Another standout tool shown at the event was the radar wall scanner from DeWalt’s 12-volt max line. It detects wood, ferrous metal, non-ferrous metal, PVC and live wiring through surfaces up to 3 inches thick. The scanner prevents confusing readouts by showing a pictographic image of the material being detected on its large color screen. This way it can be used with certainty on the job without any language barrier.
DeWalt’s fourth generation battery-charging job site stereo is out and ready to rock. This new model can be powered by or charge the brand’s 12-volt max or 20-volt max slide packs, but users of 18-volt NiCad and lithium ion tower battery packs need not apply. An interior USB port lets you charge electronic devices as well while they stay protected inside a sealed compartment. The same compartment will hold various media players while they are connected through the stereo’s auxiliary port. This new model is a bit smaller and lighter than previous versions but is said to be just as large in the sound department.
And speaking of music (or musica), DeWalt announced the May 15 launch of their own Pandora radio stations; DeWalt Radio and DeWalt Latino. Both stations will feature commercials only from their brand. Subscriptions still have to go through your phone or other device though, the new stereo does not include a satellite radio tuner. Maybe on the fifth generation.

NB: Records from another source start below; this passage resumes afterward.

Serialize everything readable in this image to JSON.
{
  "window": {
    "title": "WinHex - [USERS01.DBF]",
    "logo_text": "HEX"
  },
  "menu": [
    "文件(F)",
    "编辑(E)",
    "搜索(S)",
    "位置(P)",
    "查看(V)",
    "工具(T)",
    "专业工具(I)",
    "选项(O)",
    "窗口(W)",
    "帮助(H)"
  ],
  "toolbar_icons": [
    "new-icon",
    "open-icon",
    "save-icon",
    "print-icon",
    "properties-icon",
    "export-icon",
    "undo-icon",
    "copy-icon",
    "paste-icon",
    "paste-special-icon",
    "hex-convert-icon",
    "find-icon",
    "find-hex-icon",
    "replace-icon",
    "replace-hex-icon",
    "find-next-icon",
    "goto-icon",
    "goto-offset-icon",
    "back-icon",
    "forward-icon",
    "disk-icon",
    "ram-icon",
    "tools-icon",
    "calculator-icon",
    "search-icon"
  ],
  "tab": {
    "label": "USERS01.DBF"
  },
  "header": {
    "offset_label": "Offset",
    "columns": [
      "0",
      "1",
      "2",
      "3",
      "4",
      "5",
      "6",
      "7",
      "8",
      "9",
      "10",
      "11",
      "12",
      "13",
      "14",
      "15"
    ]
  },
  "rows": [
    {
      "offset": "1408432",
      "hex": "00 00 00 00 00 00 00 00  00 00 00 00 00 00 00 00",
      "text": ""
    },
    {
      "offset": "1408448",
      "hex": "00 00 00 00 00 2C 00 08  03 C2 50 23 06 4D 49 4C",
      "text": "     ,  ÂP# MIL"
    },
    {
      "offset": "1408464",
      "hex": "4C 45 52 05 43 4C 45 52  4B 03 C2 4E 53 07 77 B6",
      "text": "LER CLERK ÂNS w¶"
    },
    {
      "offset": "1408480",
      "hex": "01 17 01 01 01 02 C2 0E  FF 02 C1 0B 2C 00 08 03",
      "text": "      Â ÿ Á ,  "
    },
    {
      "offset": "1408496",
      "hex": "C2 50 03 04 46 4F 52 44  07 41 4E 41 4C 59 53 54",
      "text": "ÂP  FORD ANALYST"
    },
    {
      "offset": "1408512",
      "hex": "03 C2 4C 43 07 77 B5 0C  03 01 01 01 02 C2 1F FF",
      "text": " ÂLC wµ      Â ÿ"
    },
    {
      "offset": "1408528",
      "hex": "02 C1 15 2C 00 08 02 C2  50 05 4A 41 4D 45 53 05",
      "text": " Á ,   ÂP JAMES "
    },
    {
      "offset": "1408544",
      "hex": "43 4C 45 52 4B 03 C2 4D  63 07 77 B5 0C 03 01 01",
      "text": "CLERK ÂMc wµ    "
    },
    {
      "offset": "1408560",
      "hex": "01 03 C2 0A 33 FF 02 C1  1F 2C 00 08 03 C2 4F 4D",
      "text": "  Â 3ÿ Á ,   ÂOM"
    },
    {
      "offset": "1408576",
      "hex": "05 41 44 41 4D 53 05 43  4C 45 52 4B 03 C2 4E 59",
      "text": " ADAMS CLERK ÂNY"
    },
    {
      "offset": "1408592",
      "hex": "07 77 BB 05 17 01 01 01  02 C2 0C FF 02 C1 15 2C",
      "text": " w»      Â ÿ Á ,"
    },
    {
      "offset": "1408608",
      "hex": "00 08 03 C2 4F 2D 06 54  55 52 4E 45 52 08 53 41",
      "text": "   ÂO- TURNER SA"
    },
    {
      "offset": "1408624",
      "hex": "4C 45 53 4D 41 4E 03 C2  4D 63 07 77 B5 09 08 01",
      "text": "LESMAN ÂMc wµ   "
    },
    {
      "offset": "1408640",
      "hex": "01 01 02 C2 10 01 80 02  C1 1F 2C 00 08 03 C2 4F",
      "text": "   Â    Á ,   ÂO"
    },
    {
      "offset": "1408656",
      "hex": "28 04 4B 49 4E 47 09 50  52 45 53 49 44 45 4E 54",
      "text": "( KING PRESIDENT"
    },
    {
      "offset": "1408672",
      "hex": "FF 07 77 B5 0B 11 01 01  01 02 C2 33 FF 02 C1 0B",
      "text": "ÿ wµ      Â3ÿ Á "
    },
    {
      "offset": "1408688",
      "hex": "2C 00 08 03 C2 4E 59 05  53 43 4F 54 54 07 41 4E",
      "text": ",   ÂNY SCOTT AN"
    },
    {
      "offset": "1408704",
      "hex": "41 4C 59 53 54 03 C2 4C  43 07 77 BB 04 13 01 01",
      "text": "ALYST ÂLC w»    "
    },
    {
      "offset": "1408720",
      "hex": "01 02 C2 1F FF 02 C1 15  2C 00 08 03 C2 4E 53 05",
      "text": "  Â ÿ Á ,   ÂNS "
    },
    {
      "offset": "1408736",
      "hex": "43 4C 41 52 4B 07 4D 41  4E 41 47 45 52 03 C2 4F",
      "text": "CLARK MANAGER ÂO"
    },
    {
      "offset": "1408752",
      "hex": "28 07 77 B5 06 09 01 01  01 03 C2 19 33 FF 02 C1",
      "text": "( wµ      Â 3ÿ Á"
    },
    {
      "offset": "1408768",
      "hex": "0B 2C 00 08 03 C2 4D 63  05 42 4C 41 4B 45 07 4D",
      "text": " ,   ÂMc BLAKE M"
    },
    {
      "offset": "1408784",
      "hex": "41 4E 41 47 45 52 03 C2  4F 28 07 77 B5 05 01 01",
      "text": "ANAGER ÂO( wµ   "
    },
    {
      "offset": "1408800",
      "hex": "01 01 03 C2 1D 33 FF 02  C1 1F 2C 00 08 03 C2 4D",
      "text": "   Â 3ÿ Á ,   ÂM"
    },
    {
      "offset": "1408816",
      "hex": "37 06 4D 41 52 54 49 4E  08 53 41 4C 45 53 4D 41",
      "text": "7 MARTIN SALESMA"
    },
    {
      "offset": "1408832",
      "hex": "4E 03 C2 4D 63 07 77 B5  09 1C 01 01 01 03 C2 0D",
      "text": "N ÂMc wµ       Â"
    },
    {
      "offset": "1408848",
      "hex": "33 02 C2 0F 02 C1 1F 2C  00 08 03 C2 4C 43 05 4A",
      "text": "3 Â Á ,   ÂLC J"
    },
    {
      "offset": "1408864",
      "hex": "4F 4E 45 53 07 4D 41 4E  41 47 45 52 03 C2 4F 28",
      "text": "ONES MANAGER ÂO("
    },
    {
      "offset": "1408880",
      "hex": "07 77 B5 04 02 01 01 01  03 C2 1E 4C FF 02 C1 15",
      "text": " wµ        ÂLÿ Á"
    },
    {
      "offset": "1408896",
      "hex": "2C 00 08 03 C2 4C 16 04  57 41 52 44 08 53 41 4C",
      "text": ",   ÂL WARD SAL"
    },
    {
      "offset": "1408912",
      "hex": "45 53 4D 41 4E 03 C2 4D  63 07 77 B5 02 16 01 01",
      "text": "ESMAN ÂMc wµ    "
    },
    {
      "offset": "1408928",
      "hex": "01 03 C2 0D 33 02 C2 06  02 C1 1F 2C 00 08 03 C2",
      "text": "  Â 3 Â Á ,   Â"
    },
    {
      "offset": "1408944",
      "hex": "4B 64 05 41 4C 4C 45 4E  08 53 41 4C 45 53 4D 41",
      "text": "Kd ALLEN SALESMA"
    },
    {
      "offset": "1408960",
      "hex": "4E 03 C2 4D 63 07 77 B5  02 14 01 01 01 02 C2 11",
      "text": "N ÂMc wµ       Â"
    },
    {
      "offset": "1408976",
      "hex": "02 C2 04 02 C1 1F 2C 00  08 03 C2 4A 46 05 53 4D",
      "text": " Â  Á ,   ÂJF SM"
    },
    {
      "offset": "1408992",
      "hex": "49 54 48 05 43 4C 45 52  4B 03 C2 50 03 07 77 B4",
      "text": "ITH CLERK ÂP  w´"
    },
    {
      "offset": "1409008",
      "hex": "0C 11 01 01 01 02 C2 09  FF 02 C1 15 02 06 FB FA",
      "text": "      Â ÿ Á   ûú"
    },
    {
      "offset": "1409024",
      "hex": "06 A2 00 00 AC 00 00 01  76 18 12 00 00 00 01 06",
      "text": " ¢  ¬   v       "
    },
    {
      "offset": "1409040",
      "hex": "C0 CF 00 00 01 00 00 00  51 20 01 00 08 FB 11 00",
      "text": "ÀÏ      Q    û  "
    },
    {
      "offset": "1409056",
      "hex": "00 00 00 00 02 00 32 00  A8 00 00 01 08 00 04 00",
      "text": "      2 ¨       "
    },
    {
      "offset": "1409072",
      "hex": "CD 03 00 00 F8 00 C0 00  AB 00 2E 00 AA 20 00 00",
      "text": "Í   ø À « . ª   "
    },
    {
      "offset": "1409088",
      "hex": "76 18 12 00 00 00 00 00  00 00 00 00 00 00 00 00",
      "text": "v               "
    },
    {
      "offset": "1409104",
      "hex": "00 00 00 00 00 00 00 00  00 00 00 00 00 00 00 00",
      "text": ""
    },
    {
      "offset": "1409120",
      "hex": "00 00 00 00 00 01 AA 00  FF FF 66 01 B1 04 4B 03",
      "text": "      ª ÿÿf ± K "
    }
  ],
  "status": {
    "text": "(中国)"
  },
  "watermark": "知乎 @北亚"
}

One under-sung hero among remodelers and installation and repair contractors is the portable, cordless vacuum. Besides general clean up uses, these little suckers are extremely handy to have around to collect dust at the source while you drill or saw in a finished space, and they’re much more effective than a dust pan for quickly picking up a line of debris after sweeping. For wet uses, mini-vacs are the way to go for cleaning up flooded cabinets after a plumbing leak and for completely draining the tank, bowl and trap of a toilet to remove it without running a trail of icky “water” through the house. DeWalt has two new mini-vacs: one cordless only and one cordless and corded. Both units run on any of the brand’s 18-volt tower packs or 20-volt max slide packs for maximum versatility, and neither is sold with any batteries. When fitted with a 4 amp-hour slide pack, the vacs’ approximate run time is 25 to30 minutes.
Last but not least, in hand tool news, DeWalt unveiled a series of socket wrench and combination wrench kits to be retailed at Sears starting this summer.